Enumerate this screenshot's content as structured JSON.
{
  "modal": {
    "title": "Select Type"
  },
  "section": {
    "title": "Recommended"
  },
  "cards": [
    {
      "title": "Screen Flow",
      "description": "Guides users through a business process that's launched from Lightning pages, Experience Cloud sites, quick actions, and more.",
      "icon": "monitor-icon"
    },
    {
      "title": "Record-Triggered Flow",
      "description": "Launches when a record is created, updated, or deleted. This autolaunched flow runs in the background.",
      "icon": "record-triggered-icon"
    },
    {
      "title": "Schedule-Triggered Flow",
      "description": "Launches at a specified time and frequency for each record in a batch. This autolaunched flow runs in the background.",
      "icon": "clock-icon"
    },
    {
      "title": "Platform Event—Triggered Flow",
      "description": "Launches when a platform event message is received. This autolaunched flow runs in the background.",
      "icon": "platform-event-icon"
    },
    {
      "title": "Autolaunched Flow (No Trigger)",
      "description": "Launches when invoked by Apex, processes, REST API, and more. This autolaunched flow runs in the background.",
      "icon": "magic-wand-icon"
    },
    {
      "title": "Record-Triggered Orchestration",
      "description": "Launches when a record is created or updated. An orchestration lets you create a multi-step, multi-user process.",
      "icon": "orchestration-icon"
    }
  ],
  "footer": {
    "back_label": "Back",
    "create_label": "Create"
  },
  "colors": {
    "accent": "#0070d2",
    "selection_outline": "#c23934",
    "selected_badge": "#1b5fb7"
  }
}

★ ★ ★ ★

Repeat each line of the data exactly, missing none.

Enumerate this screenshot's content as structured JSON.
{
  "modal": {
    "title": "Select Type"
  },
  "section": {
    "title": "Recommended"
  },
  "cards": [
    {
      "title": "Screen Flow",
      "description": "Guides users through a business process that's launched from Lightning pages, Experience Cloud sites, quick actions, and more.",
      "icon": "monitor-icon"
    },
    {
      "title": "Record-Triggered Flow",
      "description": "Launches when a record is created, updated, or deleted. This autolaunched flow runs in the background.",
      "icon": "record-triggered-icon"
    },
    {
      "title": "Schedule-Triggered Flow",
      "description": "Launches at a specified time and frequency for each record in a batch. This autolaunched flow runs in the background.",
      "icon": "clock-icon"
    },
    {
      "title": "Platform Event—Triggered Flow",
      "description": "Launches when a platform event message is received. This autolaunched flow runs in the background.",
      "icon": "platform-event-icon"
    },
    {
      "title": "Autolaunched Flow (No Trigger)",
      "description": "Launches when invoked by Apex, processes, REST API, and more. This autolaunched flow runs in the background.",
      "icon": "magic-wand-icon"
    },
    {
      "title": "Record-Triggered Orchestration",
      "description": "Launches when a record is created or updated. An orchestration lets you create a multi-step, multi-user process.",
      "icon": "orchestration-icon"
    }
  ],
  "footer": {
    "back_label": "Back",
    "create_label": "Create"
  },
  "colors": {
    "accent": "#0070d2",
    "selection_outline": "#c23934",
    "selected_badge": "#1b5fb7"
  }
}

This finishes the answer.